Exchange 2010 was the last iteration that included a decent message tracking log interface. Microsoft intentionally broke that wonder search app with 2013 in order to push admins to use powershell. So, when I had to track down the internal source of an email that was being sent by a job that did not appear to exist (we have dozens of applications that route mail through Exchange) I had to use PowerShell to track down the source IP.
This proved not to be the easiest thing to do. I was not sure where the original source IP even resided. So, I decided to start with everything for the first query and work my way back from there. I also decided to use the wonderful | Out-Gridview feature to pipe the output to a GUI so that I could filter from there.
Here is the query to use:
Get-MessageTrackingLog -Server mail01 -Start “Aug 7 2017” -sender “firstname.lastname@example.org” -resultsize unlimited | select-object TransportTrafficType,SchemaVersion,RunspaceId,Timestamp,ClientIp,ClientHostname,
TenantId,OriginalClientIp,MessageInfo,MessageLatency,MessageLatencyType | Out-Gridview
This gave me the information that I needed. Too much information in fact, which was easily remedied by the Out-View Grid’s “Add Criteria” feature.

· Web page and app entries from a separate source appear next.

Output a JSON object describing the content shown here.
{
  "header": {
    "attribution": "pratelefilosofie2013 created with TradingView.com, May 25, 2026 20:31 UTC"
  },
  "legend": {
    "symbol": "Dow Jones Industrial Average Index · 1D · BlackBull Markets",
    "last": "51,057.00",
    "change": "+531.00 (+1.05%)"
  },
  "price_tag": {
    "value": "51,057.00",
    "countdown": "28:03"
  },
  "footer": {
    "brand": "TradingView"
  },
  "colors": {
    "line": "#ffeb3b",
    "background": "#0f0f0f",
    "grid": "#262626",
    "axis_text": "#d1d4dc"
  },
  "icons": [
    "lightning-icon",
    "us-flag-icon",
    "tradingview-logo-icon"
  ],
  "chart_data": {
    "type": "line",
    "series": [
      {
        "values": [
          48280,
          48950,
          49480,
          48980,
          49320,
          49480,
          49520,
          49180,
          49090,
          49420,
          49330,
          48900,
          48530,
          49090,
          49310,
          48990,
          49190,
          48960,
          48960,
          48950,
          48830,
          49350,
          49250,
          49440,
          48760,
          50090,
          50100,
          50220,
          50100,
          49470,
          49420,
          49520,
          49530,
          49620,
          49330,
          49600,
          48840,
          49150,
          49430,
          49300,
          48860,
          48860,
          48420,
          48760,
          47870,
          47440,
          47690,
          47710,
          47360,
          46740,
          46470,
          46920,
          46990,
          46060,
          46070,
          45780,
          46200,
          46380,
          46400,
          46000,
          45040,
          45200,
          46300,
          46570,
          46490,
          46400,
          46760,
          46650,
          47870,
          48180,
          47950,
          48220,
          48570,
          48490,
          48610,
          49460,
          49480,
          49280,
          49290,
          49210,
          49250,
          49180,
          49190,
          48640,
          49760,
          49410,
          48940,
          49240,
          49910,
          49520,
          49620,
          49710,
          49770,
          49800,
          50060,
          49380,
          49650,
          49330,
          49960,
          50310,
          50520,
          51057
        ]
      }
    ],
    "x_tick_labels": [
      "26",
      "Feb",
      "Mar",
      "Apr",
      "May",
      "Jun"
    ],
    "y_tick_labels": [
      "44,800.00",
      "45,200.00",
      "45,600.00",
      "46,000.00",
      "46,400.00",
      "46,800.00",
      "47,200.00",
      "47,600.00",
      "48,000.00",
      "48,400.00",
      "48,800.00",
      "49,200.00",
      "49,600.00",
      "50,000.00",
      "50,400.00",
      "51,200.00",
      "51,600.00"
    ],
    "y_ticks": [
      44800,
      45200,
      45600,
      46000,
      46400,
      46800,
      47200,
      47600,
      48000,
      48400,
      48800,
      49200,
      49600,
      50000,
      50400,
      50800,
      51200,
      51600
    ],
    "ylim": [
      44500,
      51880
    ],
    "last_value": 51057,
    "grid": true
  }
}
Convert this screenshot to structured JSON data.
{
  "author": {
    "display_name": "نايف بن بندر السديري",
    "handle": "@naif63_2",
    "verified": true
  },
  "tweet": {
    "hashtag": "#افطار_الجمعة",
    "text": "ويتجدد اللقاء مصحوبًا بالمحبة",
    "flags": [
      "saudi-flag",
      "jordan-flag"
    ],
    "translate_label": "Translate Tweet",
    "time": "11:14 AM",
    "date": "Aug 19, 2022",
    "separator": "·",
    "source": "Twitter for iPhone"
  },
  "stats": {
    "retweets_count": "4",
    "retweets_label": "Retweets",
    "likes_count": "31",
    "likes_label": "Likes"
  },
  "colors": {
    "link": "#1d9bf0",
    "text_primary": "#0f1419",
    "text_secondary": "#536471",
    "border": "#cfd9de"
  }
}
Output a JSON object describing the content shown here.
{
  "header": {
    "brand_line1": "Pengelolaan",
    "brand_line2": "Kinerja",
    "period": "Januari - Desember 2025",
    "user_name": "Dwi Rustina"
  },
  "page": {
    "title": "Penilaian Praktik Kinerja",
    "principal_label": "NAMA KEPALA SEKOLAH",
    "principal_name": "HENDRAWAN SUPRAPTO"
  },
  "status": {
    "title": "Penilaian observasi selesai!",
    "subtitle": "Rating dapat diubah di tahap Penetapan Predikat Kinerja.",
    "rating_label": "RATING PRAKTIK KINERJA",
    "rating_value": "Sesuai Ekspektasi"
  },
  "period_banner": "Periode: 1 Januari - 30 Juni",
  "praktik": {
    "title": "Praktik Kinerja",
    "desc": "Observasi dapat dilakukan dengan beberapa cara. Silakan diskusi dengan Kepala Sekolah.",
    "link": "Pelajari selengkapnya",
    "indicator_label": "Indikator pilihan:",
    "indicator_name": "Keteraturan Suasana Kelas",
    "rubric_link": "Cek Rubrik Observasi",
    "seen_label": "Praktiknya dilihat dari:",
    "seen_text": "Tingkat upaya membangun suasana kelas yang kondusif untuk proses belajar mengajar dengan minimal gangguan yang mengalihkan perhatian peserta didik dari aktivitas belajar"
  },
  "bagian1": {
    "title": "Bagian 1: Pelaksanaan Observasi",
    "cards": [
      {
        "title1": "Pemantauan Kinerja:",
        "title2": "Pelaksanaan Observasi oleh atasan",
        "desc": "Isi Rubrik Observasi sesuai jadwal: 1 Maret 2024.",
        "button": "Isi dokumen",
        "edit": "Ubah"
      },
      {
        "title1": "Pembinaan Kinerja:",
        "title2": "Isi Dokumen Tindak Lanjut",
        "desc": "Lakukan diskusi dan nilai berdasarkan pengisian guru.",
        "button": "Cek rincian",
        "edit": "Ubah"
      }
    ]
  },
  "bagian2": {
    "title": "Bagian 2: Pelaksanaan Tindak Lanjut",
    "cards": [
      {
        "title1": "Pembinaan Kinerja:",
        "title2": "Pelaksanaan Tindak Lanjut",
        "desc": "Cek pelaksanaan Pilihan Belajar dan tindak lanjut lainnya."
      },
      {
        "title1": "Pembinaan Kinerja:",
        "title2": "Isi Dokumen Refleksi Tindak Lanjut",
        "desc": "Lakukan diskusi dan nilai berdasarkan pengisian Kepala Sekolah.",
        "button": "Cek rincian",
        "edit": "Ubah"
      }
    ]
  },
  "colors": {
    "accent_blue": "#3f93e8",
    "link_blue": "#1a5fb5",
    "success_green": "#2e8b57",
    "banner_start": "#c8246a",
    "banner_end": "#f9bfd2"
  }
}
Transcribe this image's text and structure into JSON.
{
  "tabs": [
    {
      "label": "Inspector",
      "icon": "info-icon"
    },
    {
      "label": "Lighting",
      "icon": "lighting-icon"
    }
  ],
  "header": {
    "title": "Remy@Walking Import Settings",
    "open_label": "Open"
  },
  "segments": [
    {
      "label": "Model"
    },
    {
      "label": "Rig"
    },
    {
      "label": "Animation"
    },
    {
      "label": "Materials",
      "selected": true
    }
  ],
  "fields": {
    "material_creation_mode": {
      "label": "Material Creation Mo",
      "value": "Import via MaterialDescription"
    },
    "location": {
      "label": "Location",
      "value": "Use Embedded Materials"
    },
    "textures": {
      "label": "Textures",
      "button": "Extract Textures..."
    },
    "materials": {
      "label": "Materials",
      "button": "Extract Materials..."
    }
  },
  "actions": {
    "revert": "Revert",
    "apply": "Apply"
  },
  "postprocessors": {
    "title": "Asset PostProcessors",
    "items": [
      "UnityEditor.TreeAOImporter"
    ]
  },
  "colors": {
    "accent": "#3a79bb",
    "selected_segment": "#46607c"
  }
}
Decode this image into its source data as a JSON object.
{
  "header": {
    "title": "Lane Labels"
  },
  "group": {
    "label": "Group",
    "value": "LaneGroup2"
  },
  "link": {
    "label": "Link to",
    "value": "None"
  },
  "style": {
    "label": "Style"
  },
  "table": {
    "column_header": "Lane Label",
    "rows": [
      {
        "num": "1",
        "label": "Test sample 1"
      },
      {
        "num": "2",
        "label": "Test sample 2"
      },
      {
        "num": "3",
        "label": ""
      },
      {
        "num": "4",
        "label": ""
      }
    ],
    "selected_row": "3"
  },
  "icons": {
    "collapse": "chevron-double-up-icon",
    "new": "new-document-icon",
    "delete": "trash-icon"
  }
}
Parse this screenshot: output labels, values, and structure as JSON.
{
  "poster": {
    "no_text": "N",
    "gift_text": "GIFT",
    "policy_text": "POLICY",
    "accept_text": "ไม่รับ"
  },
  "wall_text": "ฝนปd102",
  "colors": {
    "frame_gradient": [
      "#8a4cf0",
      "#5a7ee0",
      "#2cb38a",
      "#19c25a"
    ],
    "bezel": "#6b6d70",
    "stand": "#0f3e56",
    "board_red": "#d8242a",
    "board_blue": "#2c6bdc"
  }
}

In the end, it was the OriginalClientIP field that gave me what I needed!